Irregular Vegetables #144

3 new songs you oughta know, by Meduulla and more + the weekly 420-friendly hip-hop links roundup

Irregular Vegetables #144

This newsletter marks the latest installment of Irregular Vegetables, a weekly series of CABBAGES emails where I share links to recent writings from other hip-hop/rap/cannabis journos and critics, squeezing in my own work as I see fit.

Enjoy this week’s reads and keep scrolling for another edition of Crudites, where I recommend three recent singles/videos from hip-hop artists you may not be familiar with yet.

The Future Of Rap Is Noisy As Hell

Internet rap, a term we can loosely define as “rap music that is made by and for internet circles,” is approaching such a level of cranked-up cacophony that even the ostensible mainstream feels avant-garde. In my mind, we are at least one era removed from Whole Lotta Red, the classic Playboi Carti album that set off the 2020s with its scalding overdrive. That was the Rage Era, roughly 2021-2022, where everyone was sliding on those glossy synths popularized by F1LTHY et al on WLR. Yeat quickly became the torchbearer of this new generation of cyborg-rap, but there was also Ken Carson and Destroy Lonely, Sofaygo’s ascension to Travis Scott’s Cactus Jack Records, and some one-off hits here and there that fleshed out the era’s canon. Complex attempted to codify this movement as “SoundCloud 2.0,” but it never felt like the second coming of 2016 to me. A lot of it blended together. Seeing how quickly this sound was upstreamed through the Lyrical Lemonade YouTube channel and tipped by influencers like Zack Bia and Bobbalam, as though they simply wanted to showcase the Next Thing instead of something actually cool, almost felt nefarious. What we saw was the lawlessness of the SoundCloud boom sanitized into a souped-up, streaming-era product. Minions music. By the time Yeat himself had started to shift into a funkier style with his September 2022 album Lyfe, it felt like the sound was slowly dying. But something shifted late last year. (Read more at No Bells)

Tierra Whack Opens Up About Her Gripping Film ‘Cypher,’ And Why She’s Releasing New Music

Ever since Tierra Whack burst onto the scene at the age of 15, she has consistently defied the conventional route to fame. Whether gaining attention by showcasing her rap skills on a Philadelphia street corner or captivating audiences with her unconventional and vibrant music and videos, Tierra has consistently embraced unpredictability. And her most recent film collaboration with sports and pop culture company Andscape, Cypher, is no different. Described as a “hybrid documentary-fiction film,” Cypher traces Whack's rapid ascent to superstardom at the age of 15, but this isn't your typical narrative. “Unexpected,” as the rapper herself describes it to Complex, is, in fact, the most fitting descriptor for the film's plot. (Read more at Complex)

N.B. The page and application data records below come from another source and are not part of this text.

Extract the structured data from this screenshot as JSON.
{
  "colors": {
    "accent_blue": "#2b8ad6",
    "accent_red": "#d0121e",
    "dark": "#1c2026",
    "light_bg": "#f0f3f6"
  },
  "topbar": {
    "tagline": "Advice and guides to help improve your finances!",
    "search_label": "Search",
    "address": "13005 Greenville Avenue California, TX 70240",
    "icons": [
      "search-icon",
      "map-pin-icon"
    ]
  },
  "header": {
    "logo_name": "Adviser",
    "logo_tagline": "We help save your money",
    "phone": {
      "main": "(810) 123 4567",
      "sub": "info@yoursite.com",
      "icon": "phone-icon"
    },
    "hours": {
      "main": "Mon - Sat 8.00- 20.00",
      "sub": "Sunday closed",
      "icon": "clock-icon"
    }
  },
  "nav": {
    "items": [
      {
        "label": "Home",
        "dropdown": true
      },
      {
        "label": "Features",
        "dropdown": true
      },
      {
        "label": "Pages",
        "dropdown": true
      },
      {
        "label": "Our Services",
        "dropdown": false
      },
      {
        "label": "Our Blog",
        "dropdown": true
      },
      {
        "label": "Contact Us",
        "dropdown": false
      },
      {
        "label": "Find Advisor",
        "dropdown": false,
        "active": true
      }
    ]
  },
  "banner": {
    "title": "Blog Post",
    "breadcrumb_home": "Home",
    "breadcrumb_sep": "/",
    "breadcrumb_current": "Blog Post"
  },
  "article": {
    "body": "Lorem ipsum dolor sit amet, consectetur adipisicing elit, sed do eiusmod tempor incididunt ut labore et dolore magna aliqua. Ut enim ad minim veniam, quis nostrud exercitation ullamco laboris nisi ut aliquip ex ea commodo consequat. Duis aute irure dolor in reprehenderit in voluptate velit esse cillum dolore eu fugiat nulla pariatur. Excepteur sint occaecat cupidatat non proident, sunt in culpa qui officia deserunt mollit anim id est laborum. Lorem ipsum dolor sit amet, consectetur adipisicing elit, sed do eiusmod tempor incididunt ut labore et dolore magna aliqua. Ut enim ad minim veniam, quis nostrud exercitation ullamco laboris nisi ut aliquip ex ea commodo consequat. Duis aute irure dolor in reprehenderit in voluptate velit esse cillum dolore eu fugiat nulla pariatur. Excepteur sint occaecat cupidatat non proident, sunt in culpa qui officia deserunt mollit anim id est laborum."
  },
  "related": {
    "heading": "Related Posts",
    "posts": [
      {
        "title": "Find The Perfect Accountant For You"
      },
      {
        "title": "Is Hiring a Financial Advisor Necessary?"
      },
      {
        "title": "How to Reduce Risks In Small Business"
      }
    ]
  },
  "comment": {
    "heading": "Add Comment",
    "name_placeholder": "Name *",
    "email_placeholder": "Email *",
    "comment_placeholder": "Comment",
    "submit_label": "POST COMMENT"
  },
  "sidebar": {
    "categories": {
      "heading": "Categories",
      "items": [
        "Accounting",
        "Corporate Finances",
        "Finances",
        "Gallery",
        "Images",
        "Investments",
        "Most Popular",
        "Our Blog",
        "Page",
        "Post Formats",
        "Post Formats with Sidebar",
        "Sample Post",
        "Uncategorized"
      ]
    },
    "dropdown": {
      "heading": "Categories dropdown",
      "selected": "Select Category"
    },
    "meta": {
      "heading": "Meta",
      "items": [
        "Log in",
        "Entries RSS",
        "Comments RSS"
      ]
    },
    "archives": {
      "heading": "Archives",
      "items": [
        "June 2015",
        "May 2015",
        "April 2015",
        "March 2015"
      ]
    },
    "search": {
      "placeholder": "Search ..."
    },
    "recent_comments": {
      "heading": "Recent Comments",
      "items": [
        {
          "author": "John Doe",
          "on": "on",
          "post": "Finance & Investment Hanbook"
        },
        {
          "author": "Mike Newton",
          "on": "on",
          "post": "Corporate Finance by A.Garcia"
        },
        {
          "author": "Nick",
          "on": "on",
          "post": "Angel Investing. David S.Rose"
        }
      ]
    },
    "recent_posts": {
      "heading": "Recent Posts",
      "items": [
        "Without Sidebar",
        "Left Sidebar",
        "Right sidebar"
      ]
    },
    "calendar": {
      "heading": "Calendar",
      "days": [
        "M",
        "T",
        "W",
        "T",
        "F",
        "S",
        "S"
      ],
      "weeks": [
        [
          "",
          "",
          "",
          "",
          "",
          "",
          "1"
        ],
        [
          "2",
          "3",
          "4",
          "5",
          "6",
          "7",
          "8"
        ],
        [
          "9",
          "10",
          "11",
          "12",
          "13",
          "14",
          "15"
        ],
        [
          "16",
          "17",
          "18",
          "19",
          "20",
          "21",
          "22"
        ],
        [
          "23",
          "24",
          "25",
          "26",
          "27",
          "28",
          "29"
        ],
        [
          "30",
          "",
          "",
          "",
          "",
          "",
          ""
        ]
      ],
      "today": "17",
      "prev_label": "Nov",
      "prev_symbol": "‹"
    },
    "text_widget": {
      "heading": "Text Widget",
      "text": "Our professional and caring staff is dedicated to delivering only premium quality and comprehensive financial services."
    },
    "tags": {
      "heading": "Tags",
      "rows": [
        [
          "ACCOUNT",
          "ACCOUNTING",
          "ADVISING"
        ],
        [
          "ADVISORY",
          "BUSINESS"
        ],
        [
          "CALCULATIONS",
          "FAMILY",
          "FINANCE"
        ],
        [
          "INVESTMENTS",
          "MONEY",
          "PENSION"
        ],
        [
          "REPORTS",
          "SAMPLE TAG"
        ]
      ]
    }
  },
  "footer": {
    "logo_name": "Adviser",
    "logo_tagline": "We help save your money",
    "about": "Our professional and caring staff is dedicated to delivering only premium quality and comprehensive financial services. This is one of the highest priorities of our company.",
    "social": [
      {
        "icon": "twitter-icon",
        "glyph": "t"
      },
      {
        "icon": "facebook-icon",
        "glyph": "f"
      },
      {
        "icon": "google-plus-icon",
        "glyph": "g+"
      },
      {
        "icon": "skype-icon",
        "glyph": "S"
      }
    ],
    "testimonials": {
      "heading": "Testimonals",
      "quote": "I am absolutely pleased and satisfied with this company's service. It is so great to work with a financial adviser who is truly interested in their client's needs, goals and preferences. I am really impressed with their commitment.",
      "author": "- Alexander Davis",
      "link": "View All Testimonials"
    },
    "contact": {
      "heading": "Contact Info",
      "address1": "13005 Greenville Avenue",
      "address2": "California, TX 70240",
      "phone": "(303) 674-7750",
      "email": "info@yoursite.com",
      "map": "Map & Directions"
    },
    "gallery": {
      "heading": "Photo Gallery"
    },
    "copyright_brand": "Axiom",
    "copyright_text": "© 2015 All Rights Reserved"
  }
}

40 Is The New 30: An Interview With Danny Brown

Danny possesses a rare vulnerability. He’s an artist who, for better or for worse, has allowed us into the spectacle of his actual life. A good portion of his music from the last five years has directly reckoned with the psychic damage of being constantly perceived as the funny, f*cked-up guy. The video for “Ain’t it Funny,” directed by Jonah Hill and starring Gus Van Sant, is premised around a sitcom where Danny plays the skeevy uncle to a wholesome white family, acting like an exaggerated version of himself by smoking meth and drinking hard liquor straight from the bottle. A laugh track kicks in as Danny sullenly tells the audience, “I have a serious problem…stop laughing.” It’s a not-so-subtle comment on the prison of celebrity and the pressure to remain a stagnated version of himself that’s marketable enough to make a living. Would people still love a sober Danny Brown? (Read more at Passion Of The Weiss)

N.Y. Cannabis Board Settles Suits, Paving Way For Dispensaries To Open

A state judge in Ulster County froze the interim program in August after four service-disabled veterans sued, claiming that they were illegally excluded from applying. They borrowed the argument from a lawsuit filed in March by a coalition of opponents that included four of the state’s medical cannabis companies. The settlement would end both lawsuits. It would also limit avenues for future lawsuits against the program. Going forward, 436 retail license holders caught up in the litigation would be able to open shops and begin making deliveries, including 23 dispensaries that were ready to open before the stoppage. Regulators would also be able to issue additional licenses. (Read more at the New York Times)

Two hours of independent and dope hip-hop/rap...

Three new tracks for you to snack on...

Meduulla, "Limbo (feat. The Mouse Outfit)"

Essa & Pitch 92, "Heavyweight"

KING VISION ULTRA, "Swing (feat. Nakama.)"

New episode: Fat Tony & Fatboi Sharif!